By using its various tools as well as its connections inside Ukraine’s ruling elite, Russia has been trying to push Viktor Yanukovych to take the decision to use force against the demonstrators in Kyiv. This was the clear message in a recent interview with Sergey Glazyev, Putin’s leading advisor on Ukraine. “The authorities are not fulfilling their duty to defend the state, negotiating with putschists as if they are law-abiding citizens....As for starting to use force, in a situation where the authorities face an attempted coup d'etat, they simply have no other course of action. Otherwise, the country will be plunged into chaos.” Yanukovych took Glazyev’s advice on February 18, resulting in tens of deaths. Yet he could still push harder.
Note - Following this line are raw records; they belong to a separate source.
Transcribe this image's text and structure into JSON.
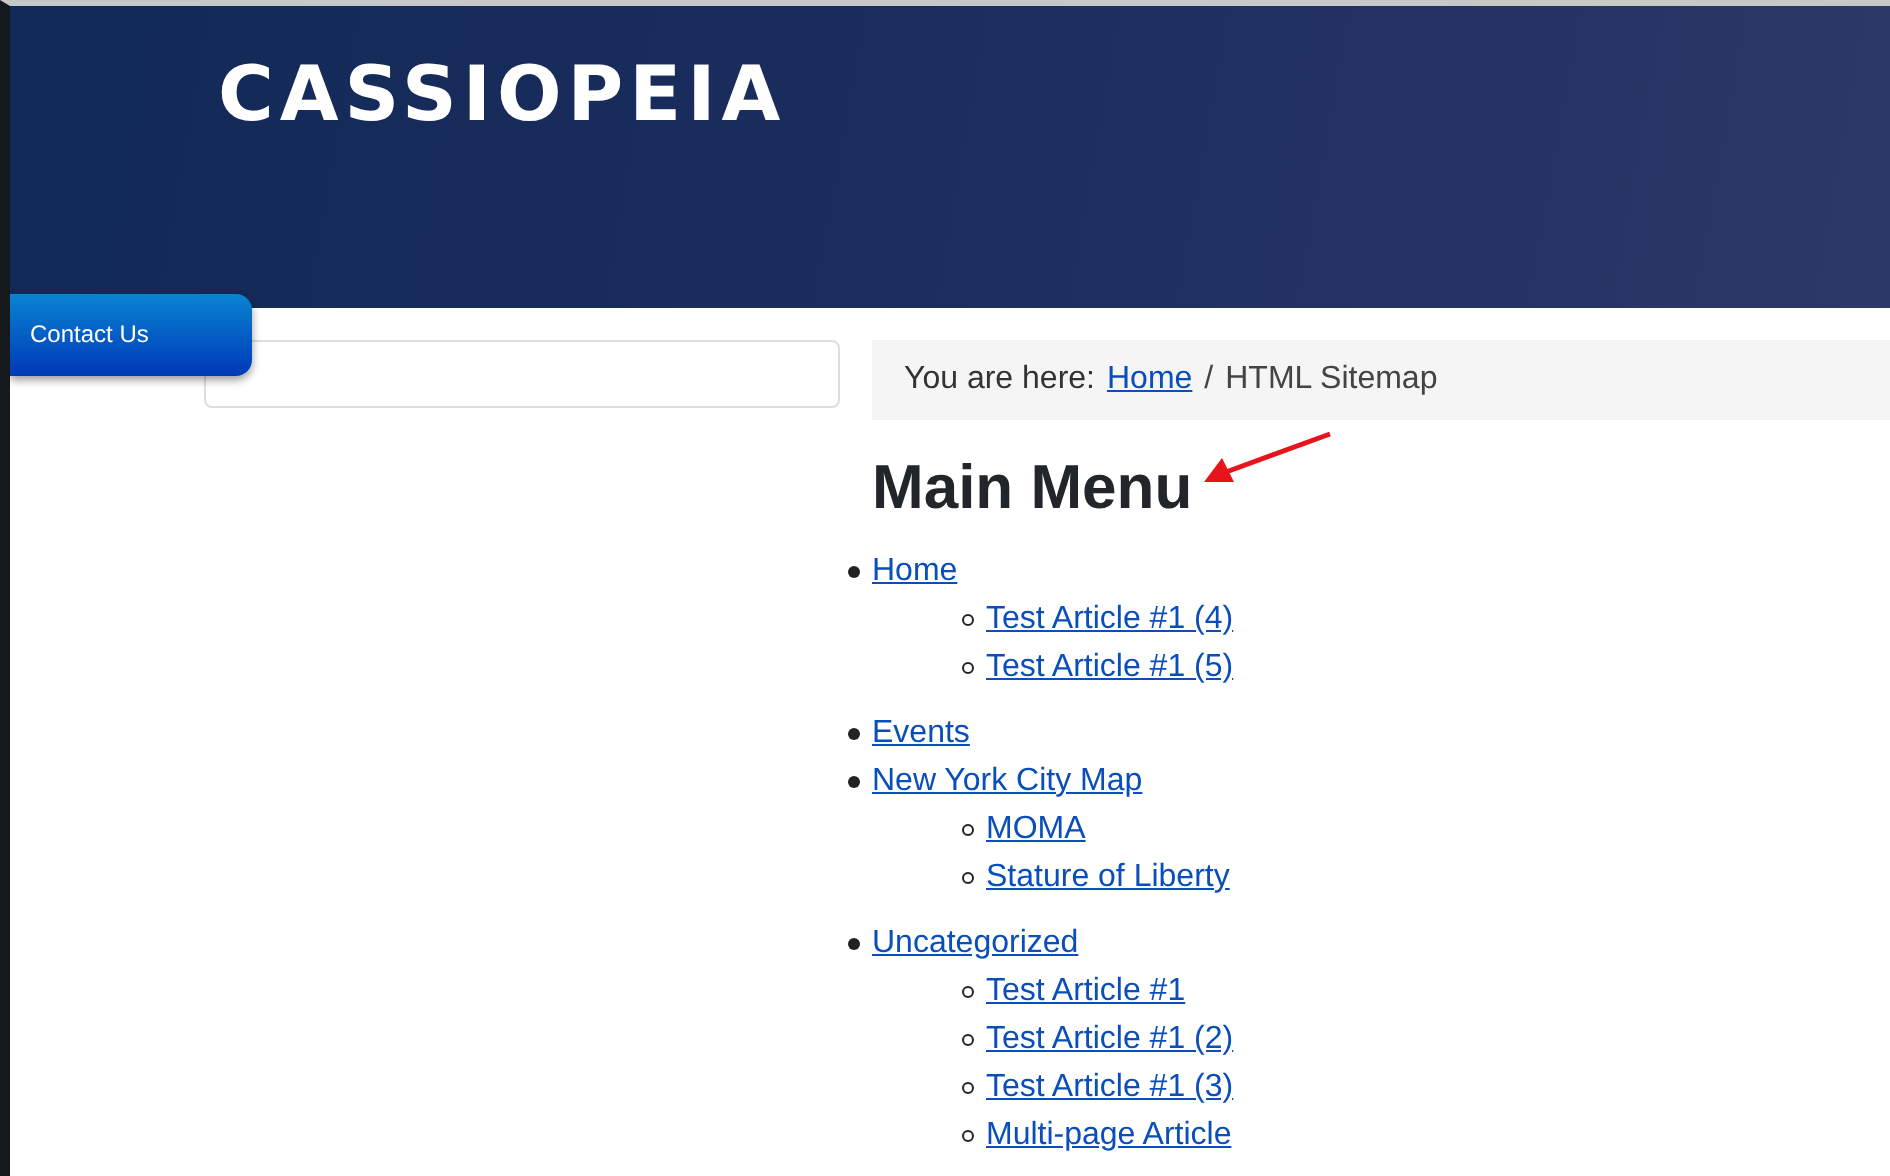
{
  "header": {
    "logo": "CASSIOPEIA"
  },
  "contact_tab": {
    "label": "Contact Us"
  },
  "breadcrumb": {
    "prefix": "You are here:",
    "separator": "/",
    "items": [
      {
        "label": "Home",
        "kind": "link"
      },
      {
        "label": "HTML Sitemap",
        "kind": "current"
      }
    ]
  },
  "heading": "Main Menu",
  "menu": [
    {
      "label": "Home",
      "children": [
        {
          "label": "Test Article #1 (4)"
        },
        {
          "label": "Test Article #1 (5)"
        }
      ]
    },
    {
      "label": "Events"
    },
    {
      "label": "New York City Map",
      "children": [
        {
          "label": "MOMA"
        },
        {
          "label": "Stature of Liberty"
        }
      ]
    },
    {
      "label": "Uncategorized",
      "children": [
        {
          "label": "Test Article #1"
        },
        {
          "label": "Test Article #1 (2)"
        },
        {
          "label": "Test Article #1 (3)"
        },
        {
          "label": "Multi-page Article"
        }
      ]
    }
  ]
}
Hopefully, he is aware that the fully-fledged pacification of the Maidan, Kyiv’s central square, occupied by the opposition, would be too risky because of the unpredictable domestic consequences, including a further escalation of the protest and a break-up of consensus within the ruling elite, which has never been a monolith.

If a political solution to the increasingly violent crisis is found, Moscow’s minimum goal is the return of Ukraine to the parliamentary–presidential system from the current presidential system; the maximum is for Ukraine to become a federal state. Both ideas would have serious drawbacks for Ukraine. Both would provide Russia with additional leverage.

Constitutional reform is being discussed as an element of political compromise, in the same way as during the ‘Orange Revolution’ in 2004. The opposition supports this constitutional transformation, as it would limit the excessive presidential prerogatives; the government does not say no, but is trying to play for time and postpone any potential reform. The problem is that the parliamentary system is not a remedy for a Ukrainian crisis, but rather a recipe for permanent political dispute in the future.

The experience of the parliamentary republic of 2006-2010 should be seen as a warning. In this period Ukraine abandoned its strong presidential system and adopted a mixed presidential-parliamentary system, resulting in de facto paralysis of the state institutions. Due to the constitution’s ambiguous, mutually contradictory legal mechanisms, which did not clearly divide the power between the president and the prime minister, Ukraine fell into a dysfunctional model which made effective governance practically impossible. The possible future constitutional reform should not mean a simple return to the 2006-2010 system of power, but should rather be a well-prepared reform with properly considered consequences for the effectiveness of its governance model.

Another very important challenge is the proposal to make Ukraine a federal state. This has been proposed by a group of deputies from the presidential Party of Regions and the Communist party. Federalisation would give some pro-Russian regions in Ukraine a de facto veto on the country’s integration with the EU.

It is hard to predict what will emerge from the ongoing crisis in Ukraine. But the situation needs more engagement from the EU and the US, which should exploit some of the leverages they clearly have on the Ukrainian ruling elite, including its financial intelligence. But most important for the West is that it understands that the Ukrainian crisis—regardless of how it ends—will have a major impact on the overall situation in post-Soviet Eastern Europe, as well as on the domestic political process in Russia. This is bigger than one country.

Wojciech Konończuk is a senior scholar at Warsaw-based Centre for Eastern Studies (OSW) and a visiting scholar at the Woodrow Wilson Center, Washington, DC.

Image: Wikimedia Commons/Amakuha. CC BY-SA 3.0.